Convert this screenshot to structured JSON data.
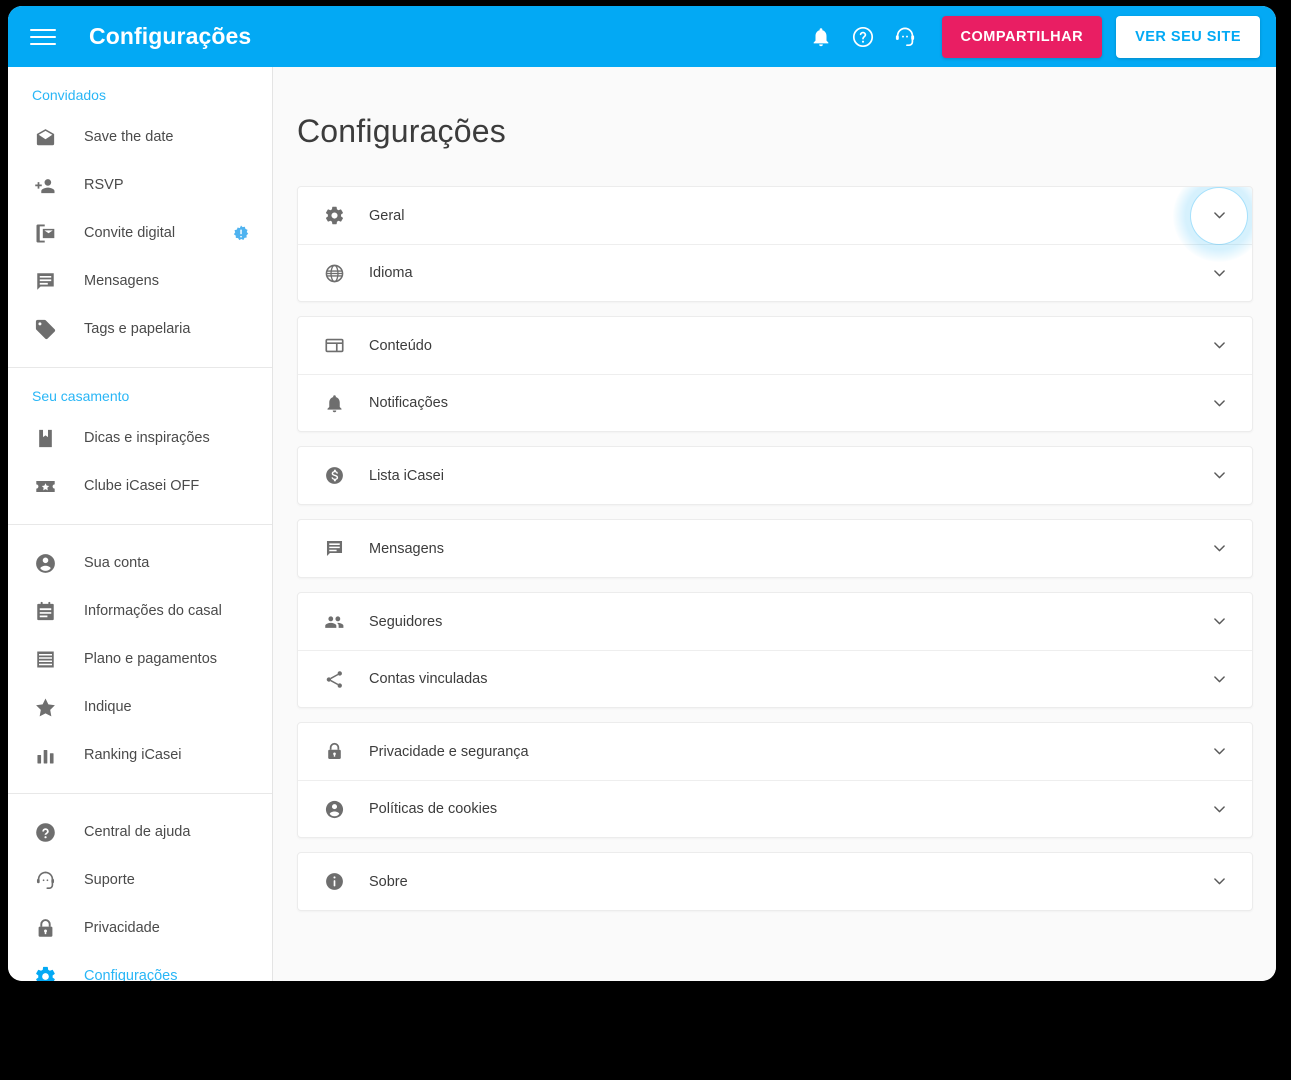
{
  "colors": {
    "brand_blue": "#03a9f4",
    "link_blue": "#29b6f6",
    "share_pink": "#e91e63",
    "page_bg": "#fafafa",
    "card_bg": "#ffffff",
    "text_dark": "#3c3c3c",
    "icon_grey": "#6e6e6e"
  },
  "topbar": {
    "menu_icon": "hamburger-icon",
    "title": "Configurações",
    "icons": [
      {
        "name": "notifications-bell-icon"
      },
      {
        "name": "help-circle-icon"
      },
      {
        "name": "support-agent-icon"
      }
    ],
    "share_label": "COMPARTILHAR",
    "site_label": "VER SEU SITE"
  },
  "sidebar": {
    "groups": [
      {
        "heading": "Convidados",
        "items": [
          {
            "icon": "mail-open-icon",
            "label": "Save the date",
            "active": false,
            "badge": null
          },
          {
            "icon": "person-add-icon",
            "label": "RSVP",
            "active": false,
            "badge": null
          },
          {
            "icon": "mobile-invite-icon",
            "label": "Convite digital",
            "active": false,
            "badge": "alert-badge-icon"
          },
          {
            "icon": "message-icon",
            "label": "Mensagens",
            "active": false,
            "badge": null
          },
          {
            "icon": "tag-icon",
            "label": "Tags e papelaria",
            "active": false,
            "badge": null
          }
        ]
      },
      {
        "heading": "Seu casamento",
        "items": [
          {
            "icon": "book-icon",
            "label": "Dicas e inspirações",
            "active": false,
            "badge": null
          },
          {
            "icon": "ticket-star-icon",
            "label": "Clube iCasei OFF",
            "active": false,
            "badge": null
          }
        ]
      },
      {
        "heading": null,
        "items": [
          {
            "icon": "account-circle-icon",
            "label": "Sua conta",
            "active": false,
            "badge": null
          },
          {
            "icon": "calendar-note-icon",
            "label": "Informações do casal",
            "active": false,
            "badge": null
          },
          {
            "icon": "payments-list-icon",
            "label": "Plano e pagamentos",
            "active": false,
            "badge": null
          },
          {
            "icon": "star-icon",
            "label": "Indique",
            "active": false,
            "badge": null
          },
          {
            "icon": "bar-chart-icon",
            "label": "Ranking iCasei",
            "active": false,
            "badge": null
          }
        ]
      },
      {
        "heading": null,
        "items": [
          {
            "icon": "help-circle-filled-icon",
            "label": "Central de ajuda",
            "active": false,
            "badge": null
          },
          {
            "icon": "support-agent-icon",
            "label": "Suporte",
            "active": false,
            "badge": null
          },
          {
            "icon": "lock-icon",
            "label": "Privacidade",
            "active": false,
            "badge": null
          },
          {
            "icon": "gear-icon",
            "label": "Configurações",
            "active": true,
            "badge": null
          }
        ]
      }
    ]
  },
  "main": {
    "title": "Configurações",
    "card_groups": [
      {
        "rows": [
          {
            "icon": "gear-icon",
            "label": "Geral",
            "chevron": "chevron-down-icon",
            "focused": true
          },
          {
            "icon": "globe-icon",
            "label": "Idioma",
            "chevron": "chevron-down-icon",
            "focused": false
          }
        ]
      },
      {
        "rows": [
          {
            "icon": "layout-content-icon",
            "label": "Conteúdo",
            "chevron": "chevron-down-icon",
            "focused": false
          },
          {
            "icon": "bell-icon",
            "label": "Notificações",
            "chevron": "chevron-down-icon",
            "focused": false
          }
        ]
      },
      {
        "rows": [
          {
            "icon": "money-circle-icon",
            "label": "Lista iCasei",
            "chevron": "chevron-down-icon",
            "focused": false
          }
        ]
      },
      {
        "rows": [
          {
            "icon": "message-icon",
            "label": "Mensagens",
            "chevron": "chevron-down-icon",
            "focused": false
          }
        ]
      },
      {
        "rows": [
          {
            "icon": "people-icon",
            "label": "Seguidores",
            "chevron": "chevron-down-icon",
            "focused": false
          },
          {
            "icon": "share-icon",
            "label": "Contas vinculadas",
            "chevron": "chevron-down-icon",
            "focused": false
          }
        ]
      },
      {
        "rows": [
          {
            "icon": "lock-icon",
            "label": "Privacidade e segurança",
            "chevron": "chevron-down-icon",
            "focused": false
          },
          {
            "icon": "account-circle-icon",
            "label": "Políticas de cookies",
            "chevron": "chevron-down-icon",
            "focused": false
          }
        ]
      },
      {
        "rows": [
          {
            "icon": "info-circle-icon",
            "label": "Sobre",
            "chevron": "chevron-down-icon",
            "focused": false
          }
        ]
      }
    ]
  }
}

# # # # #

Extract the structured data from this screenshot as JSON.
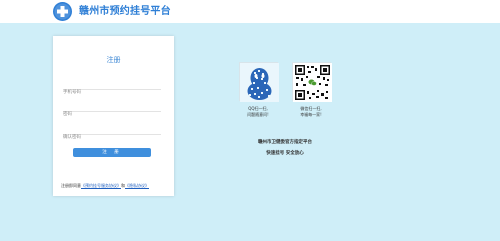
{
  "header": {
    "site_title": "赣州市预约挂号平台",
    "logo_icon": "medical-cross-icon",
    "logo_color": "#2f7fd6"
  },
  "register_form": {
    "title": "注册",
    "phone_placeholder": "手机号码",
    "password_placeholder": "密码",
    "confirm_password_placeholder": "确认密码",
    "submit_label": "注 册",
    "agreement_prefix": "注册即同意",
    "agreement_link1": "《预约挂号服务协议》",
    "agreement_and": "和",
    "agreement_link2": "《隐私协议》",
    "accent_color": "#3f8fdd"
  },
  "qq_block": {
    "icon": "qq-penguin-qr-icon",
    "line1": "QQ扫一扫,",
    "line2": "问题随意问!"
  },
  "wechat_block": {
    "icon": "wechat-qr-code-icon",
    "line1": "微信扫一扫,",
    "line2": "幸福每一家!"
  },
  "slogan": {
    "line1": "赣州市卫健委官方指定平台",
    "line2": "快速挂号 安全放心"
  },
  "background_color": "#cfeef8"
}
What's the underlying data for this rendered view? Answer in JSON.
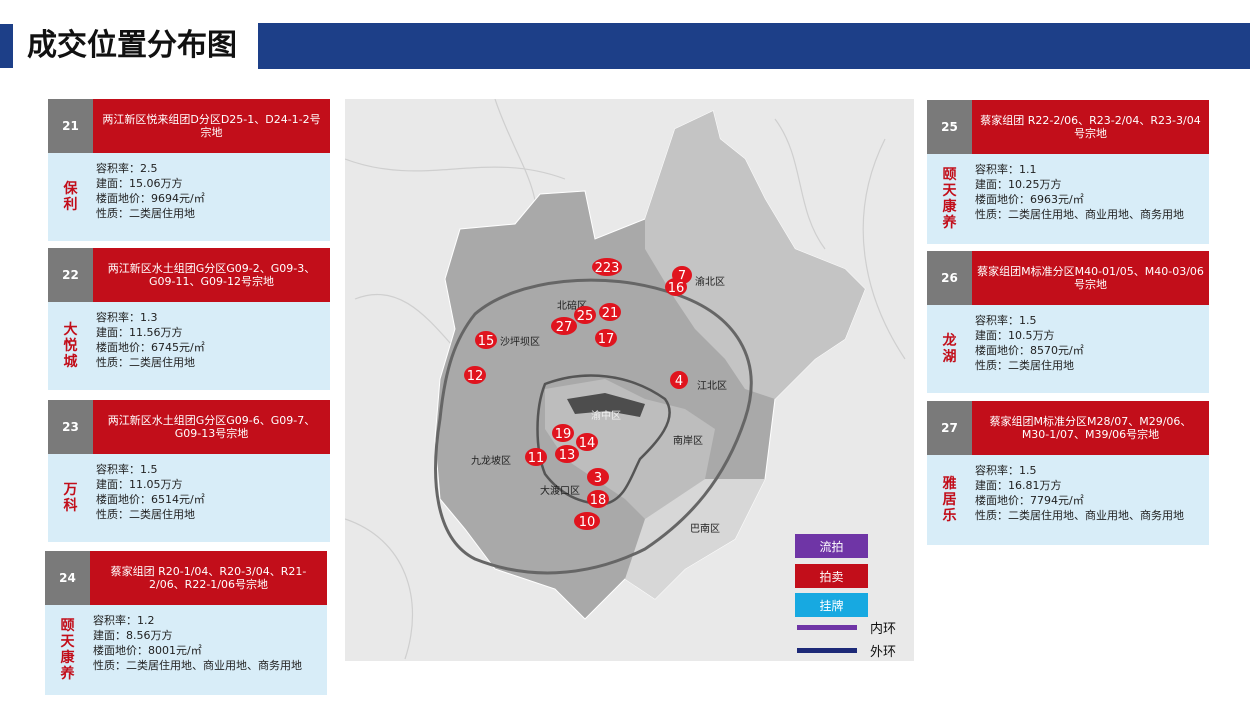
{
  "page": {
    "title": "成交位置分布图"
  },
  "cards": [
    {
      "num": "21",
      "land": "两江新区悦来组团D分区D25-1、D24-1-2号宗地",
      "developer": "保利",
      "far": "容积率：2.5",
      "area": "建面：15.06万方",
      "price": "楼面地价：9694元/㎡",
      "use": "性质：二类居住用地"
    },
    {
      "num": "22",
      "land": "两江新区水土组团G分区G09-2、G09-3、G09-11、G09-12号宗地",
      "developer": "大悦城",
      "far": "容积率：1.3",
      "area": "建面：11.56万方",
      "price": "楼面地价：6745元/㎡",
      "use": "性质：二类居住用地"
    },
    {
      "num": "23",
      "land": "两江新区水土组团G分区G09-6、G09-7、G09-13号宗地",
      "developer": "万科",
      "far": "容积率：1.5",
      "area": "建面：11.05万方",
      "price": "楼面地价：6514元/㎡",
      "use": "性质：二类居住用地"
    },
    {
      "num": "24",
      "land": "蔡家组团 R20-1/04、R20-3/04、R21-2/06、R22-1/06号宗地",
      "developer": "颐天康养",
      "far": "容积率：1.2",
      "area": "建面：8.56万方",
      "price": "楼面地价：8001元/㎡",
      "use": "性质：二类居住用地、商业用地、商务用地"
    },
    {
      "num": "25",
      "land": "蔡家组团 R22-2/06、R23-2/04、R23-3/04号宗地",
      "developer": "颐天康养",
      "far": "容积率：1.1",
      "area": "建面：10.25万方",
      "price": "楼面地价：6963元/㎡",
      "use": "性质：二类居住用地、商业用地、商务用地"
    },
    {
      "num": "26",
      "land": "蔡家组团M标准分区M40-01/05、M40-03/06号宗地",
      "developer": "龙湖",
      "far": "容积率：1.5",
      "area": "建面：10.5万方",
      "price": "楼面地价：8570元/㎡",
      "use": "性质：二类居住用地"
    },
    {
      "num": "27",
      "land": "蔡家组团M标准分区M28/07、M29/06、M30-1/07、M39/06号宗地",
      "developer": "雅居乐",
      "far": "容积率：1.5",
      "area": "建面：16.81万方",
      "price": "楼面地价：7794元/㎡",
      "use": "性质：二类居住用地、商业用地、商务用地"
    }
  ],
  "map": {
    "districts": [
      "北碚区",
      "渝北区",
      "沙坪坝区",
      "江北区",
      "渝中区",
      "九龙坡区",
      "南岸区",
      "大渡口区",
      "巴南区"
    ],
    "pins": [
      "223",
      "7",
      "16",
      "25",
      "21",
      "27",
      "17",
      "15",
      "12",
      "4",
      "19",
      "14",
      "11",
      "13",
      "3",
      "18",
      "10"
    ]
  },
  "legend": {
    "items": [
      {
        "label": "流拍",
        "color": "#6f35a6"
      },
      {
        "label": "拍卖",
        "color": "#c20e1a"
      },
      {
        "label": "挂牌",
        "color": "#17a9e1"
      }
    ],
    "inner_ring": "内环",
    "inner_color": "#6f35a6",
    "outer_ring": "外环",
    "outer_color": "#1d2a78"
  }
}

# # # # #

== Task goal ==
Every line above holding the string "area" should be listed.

== Task solution ==
      "area": "建面：15.06万方",
      "area": "建面：11.56万方",
      "area": "建面：11.05万方",
      "area": "建面：8.56万方",
      "area": "建面：10.25万方",
      "area": "建面：10.5万方",
      "area": "建面：16.81万方",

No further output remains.